Joshua Radin’s We Were Here album was my album of 2006. I love the man’s gentle voice, his Drake-channelling acoustic sound, and I really enjoy his lyrics. I’ve read that Radin’s soft sound was forced by their production in a NYC flat. Sky, his new duet with the wonderful Ingrid Michaelson is upbeat and poppier than previous material. The rest of the four-song Unclear Sky EP (an iTunes special described by the singer as a teaser for the upcoming album) is more like the Radin we know, understated and intimate. Lovely Tonight, which should be on the CD later this year, is a gorgeous duet with Catherine Feeny, one of my favourite songbirds (whom I featured here), featuring guitar work by Ryan Adams. (More Joshua Radin here and here)

Counting Crows – When I Dream Of Michelangelo.mp3
Adam Duritz and pals are releasing their first studio album in five years, following the critical failure Hard Candy.
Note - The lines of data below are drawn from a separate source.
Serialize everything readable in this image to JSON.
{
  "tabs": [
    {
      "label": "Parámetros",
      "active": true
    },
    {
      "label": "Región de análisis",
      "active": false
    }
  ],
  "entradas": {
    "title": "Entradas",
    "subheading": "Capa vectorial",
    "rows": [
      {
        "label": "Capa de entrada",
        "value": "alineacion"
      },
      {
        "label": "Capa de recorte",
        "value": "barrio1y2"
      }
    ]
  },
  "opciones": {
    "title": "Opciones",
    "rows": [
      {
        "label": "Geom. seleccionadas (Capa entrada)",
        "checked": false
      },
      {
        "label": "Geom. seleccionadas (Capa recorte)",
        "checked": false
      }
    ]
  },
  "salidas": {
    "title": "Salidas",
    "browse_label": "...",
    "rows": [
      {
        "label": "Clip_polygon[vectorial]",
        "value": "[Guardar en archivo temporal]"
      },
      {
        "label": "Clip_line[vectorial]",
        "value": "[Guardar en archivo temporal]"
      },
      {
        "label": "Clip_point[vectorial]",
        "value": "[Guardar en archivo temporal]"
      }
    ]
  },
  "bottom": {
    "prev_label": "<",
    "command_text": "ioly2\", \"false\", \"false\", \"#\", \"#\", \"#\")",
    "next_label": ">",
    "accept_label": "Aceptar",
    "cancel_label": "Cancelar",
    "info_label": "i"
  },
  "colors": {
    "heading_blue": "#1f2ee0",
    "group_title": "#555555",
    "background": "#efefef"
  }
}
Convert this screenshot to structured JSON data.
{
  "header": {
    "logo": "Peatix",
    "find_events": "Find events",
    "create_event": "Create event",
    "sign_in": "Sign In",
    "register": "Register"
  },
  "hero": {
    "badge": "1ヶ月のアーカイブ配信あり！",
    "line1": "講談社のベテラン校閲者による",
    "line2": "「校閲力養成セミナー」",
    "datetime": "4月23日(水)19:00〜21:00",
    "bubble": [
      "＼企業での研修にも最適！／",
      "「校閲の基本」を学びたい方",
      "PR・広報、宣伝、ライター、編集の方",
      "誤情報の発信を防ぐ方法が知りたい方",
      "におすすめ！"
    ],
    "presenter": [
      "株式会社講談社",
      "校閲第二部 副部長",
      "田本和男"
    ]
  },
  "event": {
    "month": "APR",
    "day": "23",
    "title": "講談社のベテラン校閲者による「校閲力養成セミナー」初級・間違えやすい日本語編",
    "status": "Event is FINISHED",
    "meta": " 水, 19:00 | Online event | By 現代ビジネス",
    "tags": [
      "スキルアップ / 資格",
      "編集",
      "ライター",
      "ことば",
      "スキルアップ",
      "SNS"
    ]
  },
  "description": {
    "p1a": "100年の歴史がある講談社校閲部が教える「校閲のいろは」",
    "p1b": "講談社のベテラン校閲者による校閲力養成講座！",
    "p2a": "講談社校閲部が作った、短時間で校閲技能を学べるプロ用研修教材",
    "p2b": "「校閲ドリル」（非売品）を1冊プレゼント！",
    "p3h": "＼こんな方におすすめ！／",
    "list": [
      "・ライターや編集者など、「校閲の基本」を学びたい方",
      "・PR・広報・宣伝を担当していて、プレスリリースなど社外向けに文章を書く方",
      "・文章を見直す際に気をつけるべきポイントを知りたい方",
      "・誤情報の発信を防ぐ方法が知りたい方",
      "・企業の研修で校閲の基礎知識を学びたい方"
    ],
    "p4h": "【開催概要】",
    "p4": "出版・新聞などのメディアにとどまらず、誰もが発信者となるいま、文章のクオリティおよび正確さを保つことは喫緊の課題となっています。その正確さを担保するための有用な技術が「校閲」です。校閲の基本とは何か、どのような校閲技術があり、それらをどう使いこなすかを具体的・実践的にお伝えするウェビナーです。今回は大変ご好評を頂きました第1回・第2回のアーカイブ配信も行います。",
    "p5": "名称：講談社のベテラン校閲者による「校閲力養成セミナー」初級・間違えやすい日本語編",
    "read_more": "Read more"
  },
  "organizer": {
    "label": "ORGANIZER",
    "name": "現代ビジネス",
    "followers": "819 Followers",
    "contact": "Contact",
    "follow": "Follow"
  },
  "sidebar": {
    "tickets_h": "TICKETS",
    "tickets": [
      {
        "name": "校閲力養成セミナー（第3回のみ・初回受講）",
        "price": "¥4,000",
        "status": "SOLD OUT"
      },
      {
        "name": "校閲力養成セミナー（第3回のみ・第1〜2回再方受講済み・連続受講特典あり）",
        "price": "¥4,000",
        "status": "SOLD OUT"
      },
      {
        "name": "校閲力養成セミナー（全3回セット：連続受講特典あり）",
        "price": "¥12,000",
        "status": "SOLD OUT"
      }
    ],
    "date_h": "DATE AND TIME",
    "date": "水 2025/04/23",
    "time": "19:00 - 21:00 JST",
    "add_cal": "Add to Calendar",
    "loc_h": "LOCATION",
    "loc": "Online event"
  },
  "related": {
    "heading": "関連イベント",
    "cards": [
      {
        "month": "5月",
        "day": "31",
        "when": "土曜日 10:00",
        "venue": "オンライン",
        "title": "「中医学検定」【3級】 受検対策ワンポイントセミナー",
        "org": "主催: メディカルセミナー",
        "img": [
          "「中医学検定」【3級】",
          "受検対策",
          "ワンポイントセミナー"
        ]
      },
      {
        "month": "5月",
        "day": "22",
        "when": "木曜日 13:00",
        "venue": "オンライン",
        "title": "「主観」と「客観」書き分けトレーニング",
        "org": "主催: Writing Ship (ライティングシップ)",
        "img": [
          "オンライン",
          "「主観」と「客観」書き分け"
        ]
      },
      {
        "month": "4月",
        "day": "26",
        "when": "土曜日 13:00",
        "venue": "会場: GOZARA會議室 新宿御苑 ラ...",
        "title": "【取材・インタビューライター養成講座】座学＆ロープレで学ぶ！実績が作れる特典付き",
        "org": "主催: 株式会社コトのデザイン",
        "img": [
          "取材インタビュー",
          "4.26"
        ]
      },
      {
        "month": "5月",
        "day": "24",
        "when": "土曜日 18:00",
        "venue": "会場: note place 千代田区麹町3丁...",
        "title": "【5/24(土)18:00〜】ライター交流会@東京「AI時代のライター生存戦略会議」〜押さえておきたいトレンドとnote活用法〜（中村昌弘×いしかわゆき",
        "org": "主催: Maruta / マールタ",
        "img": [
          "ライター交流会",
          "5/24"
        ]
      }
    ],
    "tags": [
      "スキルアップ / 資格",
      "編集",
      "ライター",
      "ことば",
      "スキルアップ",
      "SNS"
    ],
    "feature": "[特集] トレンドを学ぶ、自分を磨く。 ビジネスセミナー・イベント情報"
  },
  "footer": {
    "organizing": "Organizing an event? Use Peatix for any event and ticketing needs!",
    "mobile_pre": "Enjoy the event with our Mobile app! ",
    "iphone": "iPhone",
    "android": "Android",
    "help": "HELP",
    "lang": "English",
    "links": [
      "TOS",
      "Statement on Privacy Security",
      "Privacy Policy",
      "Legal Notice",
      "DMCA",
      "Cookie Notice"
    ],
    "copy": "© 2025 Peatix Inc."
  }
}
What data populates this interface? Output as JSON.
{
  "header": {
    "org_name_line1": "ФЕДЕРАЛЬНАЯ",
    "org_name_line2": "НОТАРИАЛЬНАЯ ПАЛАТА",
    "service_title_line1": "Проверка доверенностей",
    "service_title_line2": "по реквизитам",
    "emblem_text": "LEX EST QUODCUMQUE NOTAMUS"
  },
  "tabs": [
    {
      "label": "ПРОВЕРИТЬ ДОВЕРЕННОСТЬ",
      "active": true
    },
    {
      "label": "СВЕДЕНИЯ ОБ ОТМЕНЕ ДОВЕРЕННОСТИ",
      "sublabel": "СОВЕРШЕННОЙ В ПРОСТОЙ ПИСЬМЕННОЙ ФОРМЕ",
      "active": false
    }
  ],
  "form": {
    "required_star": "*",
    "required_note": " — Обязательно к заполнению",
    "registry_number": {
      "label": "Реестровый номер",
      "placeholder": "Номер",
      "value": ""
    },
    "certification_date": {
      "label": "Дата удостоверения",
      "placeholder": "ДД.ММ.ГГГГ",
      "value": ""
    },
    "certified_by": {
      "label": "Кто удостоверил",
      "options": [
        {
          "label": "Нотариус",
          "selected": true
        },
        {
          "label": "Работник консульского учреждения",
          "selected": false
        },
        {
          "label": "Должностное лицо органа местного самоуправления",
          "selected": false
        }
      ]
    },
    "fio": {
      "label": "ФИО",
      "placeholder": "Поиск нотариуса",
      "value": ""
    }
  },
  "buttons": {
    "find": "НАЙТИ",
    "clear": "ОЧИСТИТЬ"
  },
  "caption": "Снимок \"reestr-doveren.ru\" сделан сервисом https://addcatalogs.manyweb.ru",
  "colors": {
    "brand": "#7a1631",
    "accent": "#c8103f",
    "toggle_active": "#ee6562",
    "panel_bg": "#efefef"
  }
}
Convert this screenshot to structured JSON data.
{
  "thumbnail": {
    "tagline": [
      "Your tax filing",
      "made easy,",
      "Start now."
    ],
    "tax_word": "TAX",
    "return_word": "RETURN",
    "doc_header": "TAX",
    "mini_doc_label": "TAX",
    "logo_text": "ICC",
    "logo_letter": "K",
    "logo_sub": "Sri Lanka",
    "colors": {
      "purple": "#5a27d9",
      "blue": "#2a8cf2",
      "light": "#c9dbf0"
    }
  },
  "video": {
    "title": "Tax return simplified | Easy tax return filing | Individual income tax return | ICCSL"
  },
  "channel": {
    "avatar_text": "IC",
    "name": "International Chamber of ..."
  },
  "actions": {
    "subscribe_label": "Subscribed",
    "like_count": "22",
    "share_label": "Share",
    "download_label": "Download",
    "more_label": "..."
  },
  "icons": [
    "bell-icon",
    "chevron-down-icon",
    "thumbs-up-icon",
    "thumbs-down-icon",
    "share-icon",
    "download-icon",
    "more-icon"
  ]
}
Actually, there was much that is good on Hard Candy, though the true quality of some of the tracks revealed themselves only when performed live, as the fine New Amsterdam live album showed. Listening to Counting Crows albums requires patience; not unlike hearing an album by their spiritual godfathers, The Band. On my first listen, I didn’t much like the new album, Saturday Nights And Sunday Mornings. After the second listen, I liked it better. A few listens further, and I’m sold on much of the album. Apparently the first, rockier half is a band effort, while the second, more reflective half is something of a Duritz solo project (as if anyone ever remembers any of the other Crows). The tracks I’m posting are the immediate stand-outs; the former a rock tune in the manner of The Band, the latter a slow-burner in the manner of, er, The Band.
Counting Crows homepage

Laura Veirs – Saltbreakers.mp3
Laura Veirs – Pink Light.mp3
Laura Veirs on MySpace